DATASET:
----------

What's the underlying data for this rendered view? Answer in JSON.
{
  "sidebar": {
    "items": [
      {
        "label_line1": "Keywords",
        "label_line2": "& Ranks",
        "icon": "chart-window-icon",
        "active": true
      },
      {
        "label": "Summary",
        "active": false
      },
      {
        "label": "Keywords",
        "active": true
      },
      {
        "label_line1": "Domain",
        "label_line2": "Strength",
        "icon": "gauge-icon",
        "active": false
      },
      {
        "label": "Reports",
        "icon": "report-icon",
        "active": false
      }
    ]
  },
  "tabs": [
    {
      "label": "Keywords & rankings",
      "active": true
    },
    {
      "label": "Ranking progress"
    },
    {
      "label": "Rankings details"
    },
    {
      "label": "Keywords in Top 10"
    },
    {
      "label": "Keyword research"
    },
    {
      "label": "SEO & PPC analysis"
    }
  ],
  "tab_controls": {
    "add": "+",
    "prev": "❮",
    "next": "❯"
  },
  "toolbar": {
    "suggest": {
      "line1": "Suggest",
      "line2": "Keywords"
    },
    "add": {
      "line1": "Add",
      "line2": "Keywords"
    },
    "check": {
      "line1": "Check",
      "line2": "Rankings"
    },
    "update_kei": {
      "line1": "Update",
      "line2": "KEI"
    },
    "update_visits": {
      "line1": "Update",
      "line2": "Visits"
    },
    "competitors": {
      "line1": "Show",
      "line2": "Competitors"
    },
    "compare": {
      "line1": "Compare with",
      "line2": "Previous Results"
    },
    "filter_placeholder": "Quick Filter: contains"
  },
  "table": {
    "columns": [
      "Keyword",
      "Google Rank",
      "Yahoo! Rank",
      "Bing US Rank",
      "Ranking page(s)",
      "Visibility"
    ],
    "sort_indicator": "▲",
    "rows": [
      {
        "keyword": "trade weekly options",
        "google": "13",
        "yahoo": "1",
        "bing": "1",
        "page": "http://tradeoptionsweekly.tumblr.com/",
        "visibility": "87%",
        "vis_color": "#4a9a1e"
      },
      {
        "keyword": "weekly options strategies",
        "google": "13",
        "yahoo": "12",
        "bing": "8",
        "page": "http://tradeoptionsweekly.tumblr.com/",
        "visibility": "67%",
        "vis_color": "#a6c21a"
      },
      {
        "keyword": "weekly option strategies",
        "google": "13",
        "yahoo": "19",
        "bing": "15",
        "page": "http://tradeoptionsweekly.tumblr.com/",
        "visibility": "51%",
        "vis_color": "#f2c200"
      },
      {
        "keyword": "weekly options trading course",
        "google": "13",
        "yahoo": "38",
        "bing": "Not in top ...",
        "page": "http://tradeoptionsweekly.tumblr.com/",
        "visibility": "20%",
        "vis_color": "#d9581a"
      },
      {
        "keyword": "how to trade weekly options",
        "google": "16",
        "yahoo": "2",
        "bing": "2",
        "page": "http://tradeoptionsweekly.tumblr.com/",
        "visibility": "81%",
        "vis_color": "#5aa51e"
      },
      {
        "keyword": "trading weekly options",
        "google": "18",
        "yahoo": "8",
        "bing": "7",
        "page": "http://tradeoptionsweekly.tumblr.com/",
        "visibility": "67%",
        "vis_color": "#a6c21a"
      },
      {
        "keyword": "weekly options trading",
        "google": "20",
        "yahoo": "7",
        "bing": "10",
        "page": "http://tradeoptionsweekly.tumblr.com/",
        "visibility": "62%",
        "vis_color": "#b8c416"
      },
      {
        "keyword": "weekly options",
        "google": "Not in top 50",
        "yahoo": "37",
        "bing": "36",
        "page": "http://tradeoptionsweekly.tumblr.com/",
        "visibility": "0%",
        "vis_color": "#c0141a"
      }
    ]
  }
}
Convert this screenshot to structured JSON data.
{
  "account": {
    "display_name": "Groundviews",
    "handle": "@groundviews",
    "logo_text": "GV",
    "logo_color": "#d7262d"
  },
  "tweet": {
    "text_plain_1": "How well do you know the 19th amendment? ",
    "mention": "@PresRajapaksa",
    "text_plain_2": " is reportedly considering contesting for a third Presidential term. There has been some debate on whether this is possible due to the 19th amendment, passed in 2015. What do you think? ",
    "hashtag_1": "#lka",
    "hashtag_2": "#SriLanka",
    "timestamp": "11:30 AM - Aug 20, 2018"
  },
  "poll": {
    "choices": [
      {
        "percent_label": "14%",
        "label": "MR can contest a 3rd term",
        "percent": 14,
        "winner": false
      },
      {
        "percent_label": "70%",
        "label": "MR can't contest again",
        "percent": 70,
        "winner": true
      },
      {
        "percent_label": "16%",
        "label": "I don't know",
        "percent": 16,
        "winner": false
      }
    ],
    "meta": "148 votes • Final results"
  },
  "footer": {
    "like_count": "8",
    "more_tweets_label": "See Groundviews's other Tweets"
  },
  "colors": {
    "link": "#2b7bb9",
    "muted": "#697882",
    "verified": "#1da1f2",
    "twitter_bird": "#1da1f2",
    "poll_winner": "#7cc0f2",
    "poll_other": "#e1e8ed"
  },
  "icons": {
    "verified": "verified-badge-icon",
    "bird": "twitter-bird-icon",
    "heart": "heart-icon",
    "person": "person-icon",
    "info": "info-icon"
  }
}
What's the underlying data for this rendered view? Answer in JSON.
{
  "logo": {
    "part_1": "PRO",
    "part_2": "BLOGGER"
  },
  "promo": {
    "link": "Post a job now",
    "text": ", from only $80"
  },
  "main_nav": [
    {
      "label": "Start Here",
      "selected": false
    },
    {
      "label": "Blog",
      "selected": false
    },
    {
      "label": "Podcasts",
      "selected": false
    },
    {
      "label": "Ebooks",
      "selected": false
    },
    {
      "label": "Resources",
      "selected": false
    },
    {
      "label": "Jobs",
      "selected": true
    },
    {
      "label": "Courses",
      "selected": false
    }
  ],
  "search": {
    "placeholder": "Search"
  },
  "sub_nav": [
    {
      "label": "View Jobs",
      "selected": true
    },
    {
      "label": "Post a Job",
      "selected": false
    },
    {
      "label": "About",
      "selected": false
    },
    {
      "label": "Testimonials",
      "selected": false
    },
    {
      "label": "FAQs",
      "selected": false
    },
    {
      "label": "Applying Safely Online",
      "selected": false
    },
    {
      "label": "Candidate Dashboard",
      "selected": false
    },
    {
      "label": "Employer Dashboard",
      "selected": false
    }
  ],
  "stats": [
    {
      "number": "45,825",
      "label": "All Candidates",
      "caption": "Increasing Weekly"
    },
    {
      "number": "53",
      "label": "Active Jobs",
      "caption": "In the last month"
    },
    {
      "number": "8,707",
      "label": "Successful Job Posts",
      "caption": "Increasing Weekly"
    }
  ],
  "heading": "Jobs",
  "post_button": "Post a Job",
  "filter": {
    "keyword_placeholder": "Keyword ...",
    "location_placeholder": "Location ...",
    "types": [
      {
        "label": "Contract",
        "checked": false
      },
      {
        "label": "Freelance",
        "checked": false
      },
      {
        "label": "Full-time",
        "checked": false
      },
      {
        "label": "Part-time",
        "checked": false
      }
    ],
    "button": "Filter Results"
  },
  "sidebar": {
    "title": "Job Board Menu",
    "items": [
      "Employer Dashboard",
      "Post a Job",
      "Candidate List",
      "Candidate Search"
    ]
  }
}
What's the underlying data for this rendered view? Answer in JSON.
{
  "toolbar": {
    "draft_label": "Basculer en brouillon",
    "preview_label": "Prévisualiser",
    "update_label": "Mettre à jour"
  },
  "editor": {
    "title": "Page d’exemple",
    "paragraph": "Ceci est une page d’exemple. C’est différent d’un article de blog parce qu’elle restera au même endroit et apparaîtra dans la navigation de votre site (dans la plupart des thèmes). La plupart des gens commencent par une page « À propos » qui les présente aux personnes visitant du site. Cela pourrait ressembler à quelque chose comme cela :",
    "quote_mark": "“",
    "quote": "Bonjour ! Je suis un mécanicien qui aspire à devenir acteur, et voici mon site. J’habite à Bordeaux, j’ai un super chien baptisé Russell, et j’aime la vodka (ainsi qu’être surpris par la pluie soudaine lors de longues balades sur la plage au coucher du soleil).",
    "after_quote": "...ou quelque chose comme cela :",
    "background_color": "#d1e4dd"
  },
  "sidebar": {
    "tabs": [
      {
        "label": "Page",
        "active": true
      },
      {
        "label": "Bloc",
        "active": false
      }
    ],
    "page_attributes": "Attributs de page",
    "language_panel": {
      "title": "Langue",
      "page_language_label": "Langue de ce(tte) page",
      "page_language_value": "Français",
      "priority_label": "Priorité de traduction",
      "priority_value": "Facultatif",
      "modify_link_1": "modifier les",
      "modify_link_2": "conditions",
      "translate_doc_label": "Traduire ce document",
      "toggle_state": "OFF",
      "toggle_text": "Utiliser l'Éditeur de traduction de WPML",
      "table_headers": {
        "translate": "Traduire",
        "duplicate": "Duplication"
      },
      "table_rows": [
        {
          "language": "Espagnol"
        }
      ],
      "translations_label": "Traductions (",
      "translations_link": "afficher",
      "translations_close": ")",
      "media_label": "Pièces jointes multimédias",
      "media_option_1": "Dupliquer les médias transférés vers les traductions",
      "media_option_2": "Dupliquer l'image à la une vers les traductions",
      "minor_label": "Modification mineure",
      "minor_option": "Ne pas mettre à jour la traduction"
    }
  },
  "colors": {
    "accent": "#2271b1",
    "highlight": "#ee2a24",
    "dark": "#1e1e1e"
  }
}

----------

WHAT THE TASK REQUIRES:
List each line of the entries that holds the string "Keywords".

ANSWER FOR THE TASK:
        "label_line1": "Keywords",
        "label": "Keywords",
      "label": "Keywords & rankings",
      "label": "Keywords in Top 10"
      "line2": "Keywords"
      "line2": "Keywords"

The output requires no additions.